Posted on: Tuesday 13th of November 2012
Today the Government’s vision for a more citizen centric identity assurance service becomes a reality. The Department for Work and Pensions has announced the first private sector identity providers that will start offering an identity assurance service for the 20 million DWP customers. The businesses are: The Post Office, Cassidian, Digidentity, Experian, Ingeus, Mydex, and Verizon.
One of the most interesting choices is Mydex, one of the Personal Data Store providers covered in our recent PDS market review. The inclusion of a mould-breaking service such as this is a sign of the times. The Government isn’t only encouraging competition between different providers, it’s also encouraging competition between different philosophies relating to the management of personal data, and different business models.
We plan to publish some interviews with the successful companies, and those closely involved in the market, very soon. It will be interesting to understand the different perspectives about how and how fast the market will develop.
The announcement is is one of the first practical Governmental steps towards user centric identity management – the idea of providing individuals with verified identities that they can present to the people they deal with online and offline, rather than having to jump through each different organisation’s processes for establishing users’ identities.
As the ecosystem develops individuals can choose from a growing range of competing private sector organisations who will confirm and authenticate their identity. Initially this will involve transactions with the public sector, with extension into business with the private sector thereafter as the IDA programme develops.
Our recent research of the IDA market estimates that it is was worth more than £280m in 2011 but will grow to be worth £360m in 2014. One of the key initial drivers of this growth will be the public sector, driven by their desire that the Government should be ‘digital by default’, the need to cut costs and improve customer experience.

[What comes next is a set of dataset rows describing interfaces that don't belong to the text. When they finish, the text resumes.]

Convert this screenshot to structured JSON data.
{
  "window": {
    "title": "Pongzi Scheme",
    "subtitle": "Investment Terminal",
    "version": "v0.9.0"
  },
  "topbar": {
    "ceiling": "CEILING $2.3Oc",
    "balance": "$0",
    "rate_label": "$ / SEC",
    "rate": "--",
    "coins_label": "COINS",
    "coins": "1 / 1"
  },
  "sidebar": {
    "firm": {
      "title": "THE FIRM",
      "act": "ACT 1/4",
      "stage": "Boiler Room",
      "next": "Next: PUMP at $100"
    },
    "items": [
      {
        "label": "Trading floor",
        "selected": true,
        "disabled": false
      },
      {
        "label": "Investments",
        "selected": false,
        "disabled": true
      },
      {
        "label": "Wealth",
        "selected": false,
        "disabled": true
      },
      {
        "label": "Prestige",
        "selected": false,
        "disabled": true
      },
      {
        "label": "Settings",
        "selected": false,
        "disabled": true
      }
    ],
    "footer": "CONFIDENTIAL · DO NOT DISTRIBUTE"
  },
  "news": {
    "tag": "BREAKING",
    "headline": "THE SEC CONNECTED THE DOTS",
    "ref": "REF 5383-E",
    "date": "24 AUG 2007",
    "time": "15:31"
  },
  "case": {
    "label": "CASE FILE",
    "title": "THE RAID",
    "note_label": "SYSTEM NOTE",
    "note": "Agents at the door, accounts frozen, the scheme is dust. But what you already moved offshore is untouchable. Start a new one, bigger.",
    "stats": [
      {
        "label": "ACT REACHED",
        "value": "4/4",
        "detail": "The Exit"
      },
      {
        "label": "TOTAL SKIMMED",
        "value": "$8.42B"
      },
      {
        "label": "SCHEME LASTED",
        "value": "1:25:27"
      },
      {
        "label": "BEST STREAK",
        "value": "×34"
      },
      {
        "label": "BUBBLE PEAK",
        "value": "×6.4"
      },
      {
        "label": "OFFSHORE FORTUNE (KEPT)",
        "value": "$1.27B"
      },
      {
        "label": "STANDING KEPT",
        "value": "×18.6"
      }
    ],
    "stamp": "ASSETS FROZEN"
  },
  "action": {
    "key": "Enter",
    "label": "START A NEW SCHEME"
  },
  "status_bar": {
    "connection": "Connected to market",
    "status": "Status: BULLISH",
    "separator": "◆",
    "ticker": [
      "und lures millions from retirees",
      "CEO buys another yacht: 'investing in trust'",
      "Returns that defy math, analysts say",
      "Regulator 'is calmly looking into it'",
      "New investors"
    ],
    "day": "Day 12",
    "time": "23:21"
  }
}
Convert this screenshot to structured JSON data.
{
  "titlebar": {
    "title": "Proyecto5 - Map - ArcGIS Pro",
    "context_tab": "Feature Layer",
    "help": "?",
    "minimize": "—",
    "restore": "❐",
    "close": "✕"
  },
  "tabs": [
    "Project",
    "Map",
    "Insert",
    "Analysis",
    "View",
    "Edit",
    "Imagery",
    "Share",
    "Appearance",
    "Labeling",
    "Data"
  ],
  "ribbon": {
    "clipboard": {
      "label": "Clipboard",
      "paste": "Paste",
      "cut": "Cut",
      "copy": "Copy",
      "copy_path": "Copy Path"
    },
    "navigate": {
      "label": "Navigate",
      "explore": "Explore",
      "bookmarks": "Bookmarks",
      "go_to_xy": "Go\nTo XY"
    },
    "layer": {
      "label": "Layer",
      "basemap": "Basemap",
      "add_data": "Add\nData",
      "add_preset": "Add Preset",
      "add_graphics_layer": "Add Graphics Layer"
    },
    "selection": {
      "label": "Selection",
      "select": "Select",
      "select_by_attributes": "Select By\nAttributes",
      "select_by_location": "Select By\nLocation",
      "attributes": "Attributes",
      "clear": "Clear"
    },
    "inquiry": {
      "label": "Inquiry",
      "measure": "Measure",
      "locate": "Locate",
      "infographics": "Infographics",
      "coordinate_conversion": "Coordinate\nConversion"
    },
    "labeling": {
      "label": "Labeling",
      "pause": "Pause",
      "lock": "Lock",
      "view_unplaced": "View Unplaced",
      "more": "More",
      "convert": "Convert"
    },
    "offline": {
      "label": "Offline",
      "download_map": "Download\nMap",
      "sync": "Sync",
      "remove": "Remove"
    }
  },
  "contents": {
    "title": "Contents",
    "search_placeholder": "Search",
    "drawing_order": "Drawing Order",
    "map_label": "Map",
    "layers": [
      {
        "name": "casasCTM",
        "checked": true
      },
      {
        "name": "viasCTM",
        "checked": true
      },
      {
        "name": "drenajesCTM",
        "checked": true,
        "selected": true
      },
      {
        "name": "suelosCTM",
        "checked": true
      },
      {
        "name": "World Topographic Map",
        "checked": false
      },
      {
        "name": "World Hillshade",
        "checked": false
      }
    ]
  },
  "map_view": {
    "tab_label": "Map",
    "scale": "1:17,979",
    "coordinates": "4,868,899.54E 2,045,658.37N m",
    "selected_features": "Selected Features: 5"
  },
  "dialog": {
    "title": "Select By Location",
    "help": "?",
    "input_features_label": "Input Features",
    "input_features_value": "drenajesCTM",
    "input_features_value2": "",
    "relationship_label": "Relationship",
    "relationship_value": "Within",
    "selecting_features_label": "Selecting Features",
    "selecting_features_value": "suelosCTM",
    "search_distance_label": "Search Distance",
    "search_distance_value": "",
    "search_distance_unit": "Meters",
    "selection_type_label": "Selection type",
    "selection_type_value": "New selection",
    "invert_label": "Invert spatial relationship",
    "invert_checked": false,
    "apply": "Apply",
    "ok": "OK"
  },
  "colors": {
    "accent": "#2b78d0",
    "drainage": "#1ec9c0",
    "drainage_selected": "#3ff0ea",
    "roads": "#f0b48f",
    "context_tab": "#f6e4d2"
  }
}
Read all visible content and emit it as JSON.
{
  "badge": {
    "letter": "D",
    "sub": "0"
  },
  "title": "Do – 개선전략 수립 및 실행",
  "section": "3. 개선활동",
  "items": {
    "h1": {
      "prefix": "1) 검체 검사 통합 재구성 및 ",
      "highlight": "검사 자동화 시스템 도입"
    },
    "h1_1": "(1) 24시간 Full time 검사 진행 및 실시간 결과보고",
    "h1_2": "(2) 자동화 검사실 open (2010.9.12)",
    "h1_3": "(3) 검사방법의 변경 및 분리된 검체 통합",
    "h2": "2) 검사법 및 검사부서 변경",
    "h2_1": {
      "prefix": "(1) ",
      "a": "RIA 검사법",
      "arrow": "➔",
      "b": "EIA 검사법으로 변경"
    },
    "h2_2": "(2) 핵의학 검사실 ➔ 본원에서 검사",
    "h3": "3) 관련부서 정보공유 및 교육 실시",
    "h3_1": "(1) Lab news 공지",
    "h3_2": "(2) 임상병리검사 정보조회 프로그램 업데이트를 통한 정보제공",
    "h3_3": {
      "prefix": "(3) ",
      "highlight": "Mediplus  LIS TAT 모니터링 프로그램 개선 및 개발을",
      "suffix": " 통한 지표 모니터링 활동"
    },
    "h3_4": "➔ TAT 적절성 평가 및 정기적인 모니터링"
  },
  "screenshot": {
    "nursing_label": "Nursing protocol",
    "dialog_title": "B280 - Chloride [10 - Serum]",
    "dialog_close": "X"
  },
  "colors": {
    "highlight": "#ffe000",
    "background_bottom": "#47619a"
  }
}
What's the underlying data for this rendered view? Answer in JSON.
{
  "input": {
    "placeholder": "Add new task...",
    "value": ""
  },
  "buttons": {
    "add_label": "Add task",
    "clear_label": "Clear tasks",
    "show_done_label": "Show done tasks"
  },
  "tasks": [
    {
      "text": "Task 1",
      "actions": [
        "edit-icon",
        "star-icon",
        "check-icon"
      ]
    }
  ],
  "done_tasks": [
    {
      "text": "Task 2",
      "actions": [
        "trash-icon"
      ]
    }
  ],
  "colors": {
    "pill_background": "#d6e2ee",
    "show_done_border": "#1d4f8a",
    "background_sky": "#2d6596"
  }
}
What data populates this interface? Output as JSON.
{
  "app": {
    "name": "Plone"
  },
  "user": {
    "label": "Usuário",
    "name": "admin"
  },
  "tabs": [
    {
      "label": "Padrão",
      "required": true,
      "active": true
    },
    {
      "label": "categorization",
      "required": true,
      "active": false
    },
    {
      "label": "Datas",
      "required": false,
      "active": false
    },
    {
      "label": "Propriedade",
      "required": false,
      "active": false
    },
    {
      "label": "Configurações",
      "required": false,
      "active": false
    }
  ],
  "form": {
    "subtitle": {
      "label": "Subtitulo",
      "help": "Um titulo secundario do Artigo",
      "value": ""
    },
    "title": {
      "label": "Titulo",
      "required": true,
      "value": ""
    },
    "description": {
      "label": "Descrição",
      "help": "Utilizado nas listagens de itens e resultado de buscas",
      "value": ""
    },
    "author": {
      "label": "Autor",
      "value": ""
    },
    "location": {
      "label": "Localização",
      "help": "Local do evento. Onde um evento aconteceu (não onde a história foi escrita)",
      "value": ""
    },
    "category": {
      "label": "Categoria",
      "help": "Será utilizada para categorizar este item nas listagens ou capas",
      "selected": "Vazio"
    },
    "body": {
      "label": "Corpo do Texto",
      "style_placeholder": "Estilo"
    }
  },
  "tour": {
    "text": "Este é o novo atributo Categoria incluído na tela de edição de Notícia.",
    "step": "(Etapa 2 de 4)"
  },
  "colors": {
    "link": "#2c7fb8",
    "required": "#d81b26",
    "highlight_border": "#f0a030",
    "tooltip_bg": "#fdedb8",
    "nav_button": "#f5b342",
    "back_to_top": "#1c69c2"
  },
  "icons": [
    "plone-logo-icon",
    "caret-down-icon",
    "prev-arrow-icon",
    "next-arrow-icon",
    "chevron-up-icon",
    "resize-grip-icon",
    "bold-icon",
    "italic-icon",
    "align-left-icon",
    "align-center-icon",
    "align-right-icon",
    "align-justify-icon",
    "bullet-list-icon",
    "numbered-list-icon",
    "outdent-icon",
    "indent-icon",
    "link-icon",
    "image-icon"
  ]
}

A few months ago David Rennie, IDA Programme lead at the Cabinet Office, talked at a Ctrl-Shift event about the aims of the IDA programme. He commented that the word ‘identity’ has been used as the programme headline but that really it’s about establishing trust across digital channels through a set of clear principles including giving individuals control, ensuring data minimisation and more than one identifier for a person, a focus on decentralisation and collaboration. He said that if you turn the current traditional approach to identity management on its head – which is all about establishing a risk profile approach to assurance – there is a breakthrough ability to be able to combat increasingly sophisticated frauds, prevent a security arms race and the misuse of personal data.
The vision for the IDA programme is compelling and we believe the approach also has an innovation effect. If you build an ecosystem where people and organisations are confident about trusted data sharing, you kick start a new market of rich, Personal Information Management Services and you unlock the potential of personal data whilst ensuring the individual retains control and is an active participant in the consent and permission of its use.